During the course of the war in Iraq, many veterans have become increasingly disillusioned, and increasingly vocal. Many began seeing the war as damaging for the country, and especially for the men and women fighting overseas. In My River Home, Marcus Eriksen, a veteran of the Gulf War, charts his personal shift from proud Marine to self-destructive veteran to engaged activist protesting the injustices of the Iraq War with Veterans for Peace. Eriksen made sense of this transition only after a fascinating adventure traveling through the heart of America, down the entire length of the great Mississippi River on a homemade raft.
The Lonely Soldier: The Private War of Women Serving in Iraq
by Helen Benedict
More American women have fought and died in Iraq than in any war since World War Two, yet as soldiers they are still painfully alone. In Iraq, only one in ten troops is a woman, and she often serves in a unit with few other women or none at all. This isolation, along with the military's deep-seated hostility toward women, causes problems that many female soldiers find as hard to cope with as war itself: degradation, sexual persecution by their comrades, and loneliness, instead of the camaraderie that every soldier depends on for comfort and survival. As one female soldier said, "I ended up waging my own war against an enemy dressed in the same uniform as mine."
In The Lonely Soldier, Benedict tells the stories of five women who fought in Iraq between 2003 and 2006. She follows them from their childhoods to their enlistments, then takes them through their training, to war and home again, all the while setting the war's events in context.
Love in Condition Yellow: A Memoir of an Unlikely Marriage
by Sophia Raday
Berkeley peace activist Sophia Raday never imagined she would fall in love with an Oakland police officer and major in the Army Reserve, much less marry one. Barrett is loving and loyal, but in his world a threat lies around every corner, and so he asks Sophia to stay in Condition Yellow—always aware that her life may be in danger soon. Sophia's heart-wrenching yet humorous narrative about coming to a new understanding of peace and partnership gives hope for healing the deep divisions in our country, from the front lines of a most unusual union.
As the planes hit the World Trade Center on September 11, 2001, Aidan Delgado was in the process of enlisting in the U.S. Army Reserve. Two years later, he arrived in Iraq with the 320th Military Police Company. As he witnessed firsthand the brutality of the occupation and the abuse of unarmed Iraqis, Delgado came to believe that war was immoral and ran counter to his Buddhist principles.
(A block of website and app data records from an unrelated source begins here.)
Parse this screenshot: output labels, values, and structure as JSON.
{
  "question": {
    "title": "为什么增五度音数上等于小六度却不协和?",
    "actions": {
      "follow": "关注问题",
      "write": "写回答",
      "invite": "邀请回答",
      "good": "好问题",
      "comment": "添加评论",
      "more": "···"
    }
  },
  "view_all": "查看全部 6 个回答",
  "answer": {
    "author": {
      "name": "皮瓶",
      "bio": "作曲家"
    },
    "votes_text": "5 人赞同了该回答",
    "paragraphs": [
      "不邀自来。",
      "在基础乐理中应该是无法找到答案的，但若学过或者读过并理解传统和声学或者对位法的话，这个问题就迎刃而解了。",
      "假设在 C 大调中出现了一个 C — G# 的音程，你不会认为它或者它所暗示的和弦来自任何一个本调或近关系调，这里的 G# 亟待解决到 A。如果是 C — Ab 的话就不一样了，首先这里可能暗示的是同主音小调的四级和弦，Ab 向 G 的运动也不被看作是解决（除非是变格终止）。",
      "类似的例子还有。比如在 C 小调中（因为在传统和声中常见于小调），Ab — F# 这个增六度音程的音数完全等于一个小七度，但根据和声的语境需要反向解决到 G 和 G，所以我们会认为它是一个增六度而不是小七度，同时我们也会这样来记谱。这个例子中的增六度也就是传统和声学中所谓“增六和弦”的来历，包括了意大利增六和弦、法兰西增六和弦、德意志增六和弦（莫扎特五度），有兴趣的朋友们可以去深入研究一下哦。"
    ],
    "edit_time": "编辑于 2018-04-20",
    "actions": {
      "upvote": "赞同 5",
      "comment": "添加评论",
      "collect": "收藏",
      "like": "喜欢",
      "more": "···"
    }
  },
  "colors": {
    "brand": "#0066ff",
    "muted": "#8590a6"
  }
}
He turned in his weapon and began the long process of securing conscientious objector status. His book is urgent reading for anyone who cares about American ideals overseas, and for all those who understand why peace is patriotic.
In the early 1970s, Penny Coleman married Daniel, a young Vietnam veteran and fellow photographer. Soon, Daniel became deeply troubled, falling victim to multiple addictions and becoming strangely insecure. He suffered from what we now call posttraumatic stress disorder (PTSD). After Coleman left him, he committed suicide.
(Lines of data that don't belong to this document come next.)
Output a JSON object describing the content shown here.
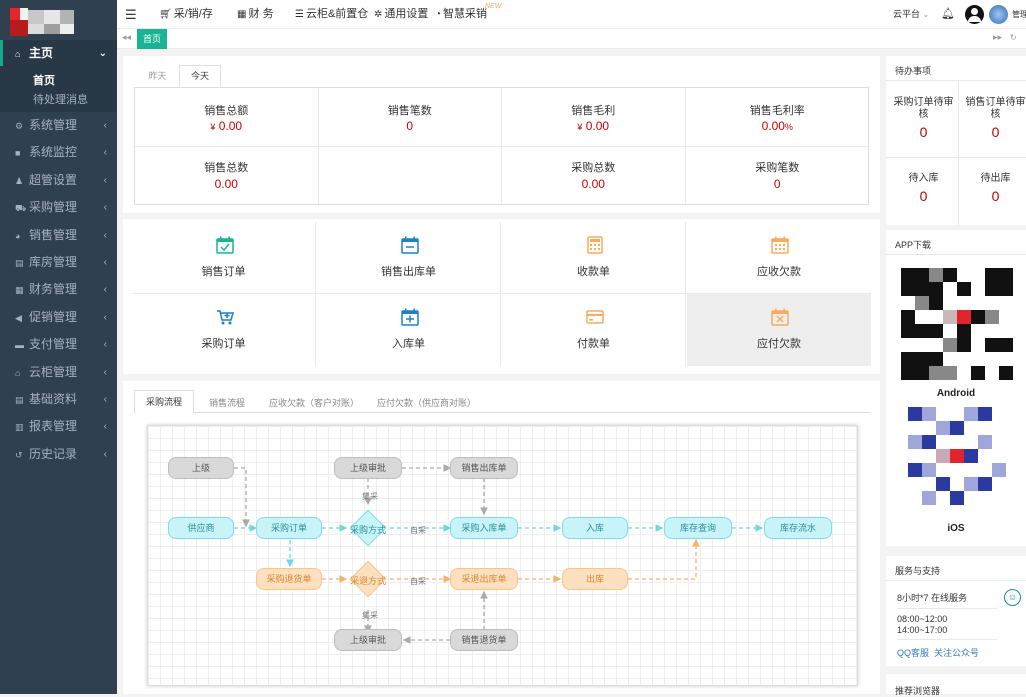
{
  "topnav": {
    "items": [
      {
        "icon": "cart-icon",
        "label": "采/销/存"
      },
      {
        "icon": "calculator-icon",
        "label": "财 务"
      },
      {
        "icon": "database-icon",
        "label": "云柜&前置仓"
      },
      {
        "icon": "gear-icon",
        "label": "通用设置"
      },
      {
        "icon": "pie-chart-icon",
        "label": "智慧采销"
      }
    ],
    "new_badge": "NEW",
    "cloud_platform": "云平台",
    "admin_label": "管理"
  },
  "tabs": {
    "home": "首页"
  },
  "sidebar": {
    "home": "主页",
    "home_sub": [
      "首页",
      "待处理消息"
    ],
    "items": [
      {
        "icon": "gear-icon",
        "label": "系统管理"
      },
      {
        "icon": "video-icon",
        "label": "系统监控"
      },
      {
        "icon": "users-icon",
        "label": "超管设置"
      },
      {
        "icon": "cart-icon",
        "label": "采购管理"
      },
      {
        "icon": "pie-icon",
        "label": "销售管理"
      },
      {
        "icon": "book-icon",
        "label": "库房管理"
      },
      {
        "icon": "calculator-icon",
        "label": "财务管理"
      },
      {
        "icon": "bullhorn-icon",
        "label": "促销管理"
      },
      {
        "icon": "card-icon",
        "label": "支付管理"
      },
      {
        "icon": "bank-icon",
        "label": "云柜管理"
      },
      {
        "icon": "book-icon",
        "label": "基础资料"
      },
      {
        "icon": "bar-chart-icon",
        "label": "报表管理"
      },
      {
        "icon": "history-icon",
        "label": "历史记录"
      }
    ]
  },
  "stats": {
    "day_tabs": [
      "昨天",
      "今天"
    ],
    "row1": [
      {
        "label": "销售总额",
        "prefix": "¥",
        "value": "0.00",
        "suffix": ""
      },
      {
        "label": "销售笔数",
        "prefix": "",
        "value": "0",
        "suffix": ""
      },
      {
        "label": "销售毛利",
        "prefix": "¥",
        "value": "0.00",
        "suffix": ""
      },
      {
        "label": "销售毛利率",
        "prefix": "",
        "value": "0.00",
        "suffix": "%"
      }
    ],
    "row2": [
      {
        "label": "销售总数",
        "value": "0.00"
      },
      {
        "label": "",
        "value": ""
      },
      {
        "label": "采购总数",
        "value": "0.00"
      },
      {
        "label": "采购笔数",
        "value": "0"
      }
    ]
  },
  "actions": [
    {
      "label": "销售订单",
      "icon": "calendar-check-icon",
      "color": "#1ab394"
    },
    {
      "label": "销售出库单",
      "icon": "calendar-minus-icon",
      "color": "#1c84c6"
    },
    {
      "label": "收款单",
      "icon": "calculator-icon",
      "color": "#f8ac59"
    },
    {
      "label": "应收欠款",
      "icon": "calendar-icon",
      "color": "#f8ac59"
    },
    {
      "label": "采购订单",
      "icon": "cart-plus-icon",
      "color": "#1c84c6"
    },
    {
      "label": "入库单",
      "icon": "calendar-plus-icon",
      "color": "#1c84c6"
    },
    {
      "label": "付款单",
      "icon": "credit-card-icon",
      "color": "#f8ac59"
    },
    {
      "label": "应付欠款",
      "icon": "calendar-times-icon",
      "color": "#f8ac59"
    }
  ],
  "flow": {
    "tabs": [
      "采购流程",
      "销售流程",
      "应收欠款（客户对账）",
      "应付欠款（供应商对账）"
    ],
    "nodes": {
      "superior": "上级",
      "superior_approve_top": "上级审批",
      "sales_out_top": "销售出库单",
      "supplier": "供应商",
      "purchase_order": "采购订单",
      "purchase_method": "采购方式",
      "purchase_in": "采购入库单",
      "warehouse_in": "入库",
      "stock_query": "库存查询",
      "stock_flow": "库存流水",
      "purchase_return": "采购退货单",
      "return_method": "采退方式",
      "return_out": "采退出库单",
      "warehouse_out": "出库",
      "superior_approve_bottom": "上级审批",
      "sales_return": "销售退货单"
    },
    "edge_labels": {
      "collect_top": "集采",
      "self_top": "自采",
      "self_bottom": "自采",
      "collect_bottom": "集采"
    }
  },
  "right": {
    "todo_title": "待办事项",
    "todos": [
      {
        "label": "采购订单待审核",
        "value": "0"
      },
      {
        "label": "销售订单待审核",
        "value": "0"
      },
      {
        "label": "待入库",
        "value": "0"
      },
      {
        "label": "待出库",
        "value": "0"
      }
    ],
    "app_title": "APP下载",
    "android": "Android",
    "ios": "iOS",
    "service_title": "服务与支持",
    "service_hours": "8小时*7 在线服务",
    "time1": "08:00~12:00",
    "time2": "14:00~17:00",
    "qq": "QQ客服",
    "follow": "关注公众号",
    "browser_title": "推荐浏览器"
  }
}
Struggling to understand Daniel's experience, Coleman began investigating the history of PTSD; she found clear cases of the disorder as far back as the Civil War. In Flashback, Coleman deftly weaves psychology and military, political, oral, and cultural history to trace the experience of PTSD in the military up through the Vietnam War. She then focuses on Vietnam to show why this war in particular led to such a high number of PTSD cases, many of which ended tragically in suicide. Like the soldiers listed on the Vietnam Veterans Memorial wall, these men are casualties of war.
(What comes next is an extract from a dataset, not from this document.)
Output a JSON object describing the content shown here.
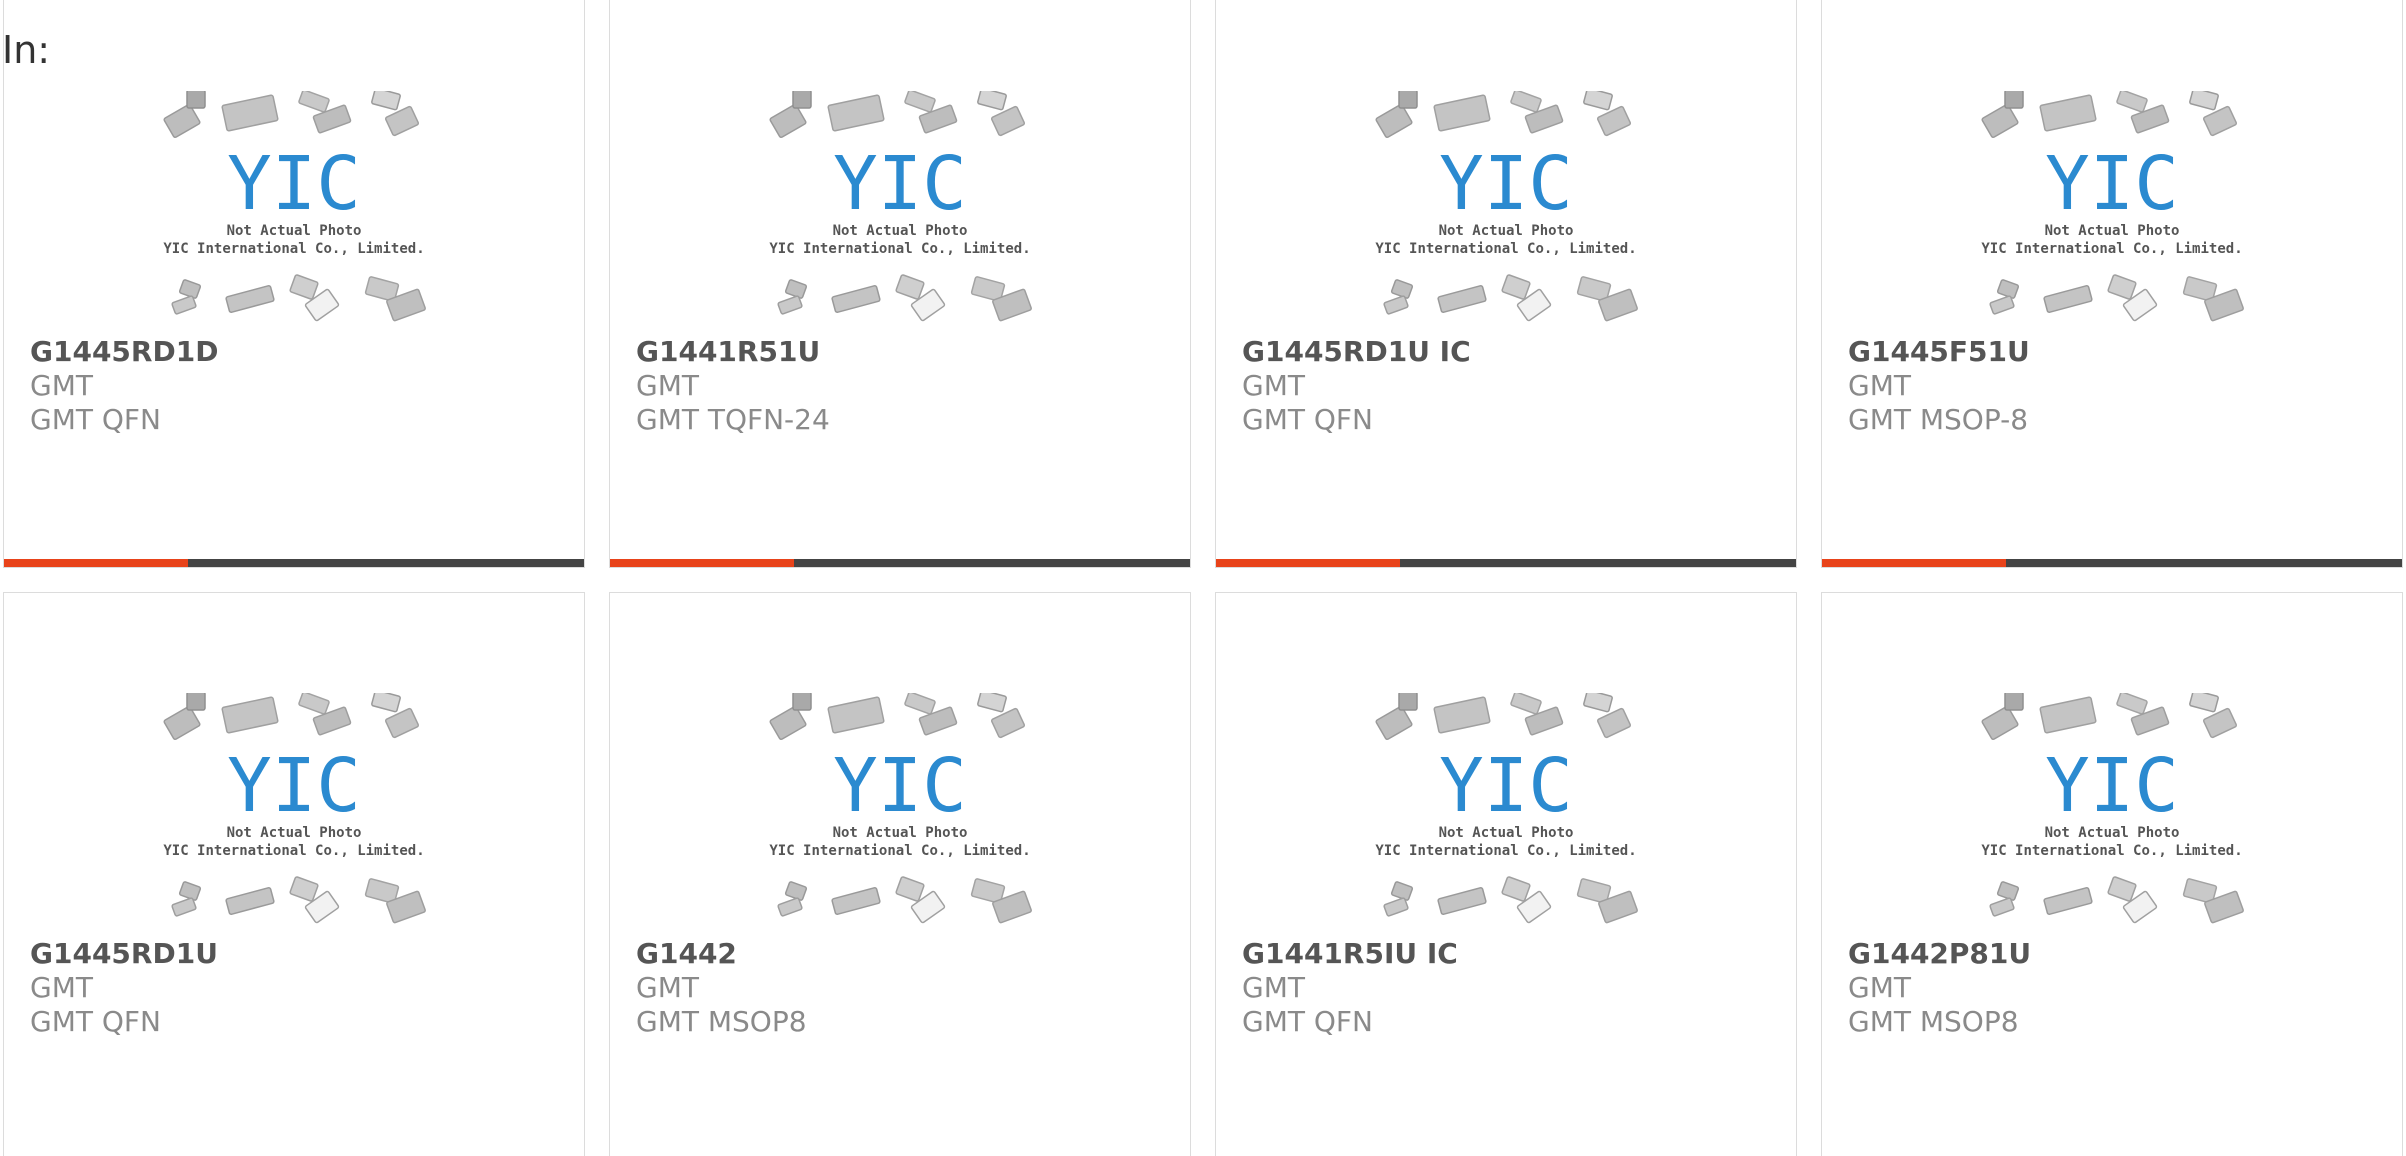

With record numbers of American soldiers returning from the Middle East already suffering from PTSD, Flashback provides a necessary lesson on the real tragedy of battle for soldiers and their families, something that continues long after the war ends.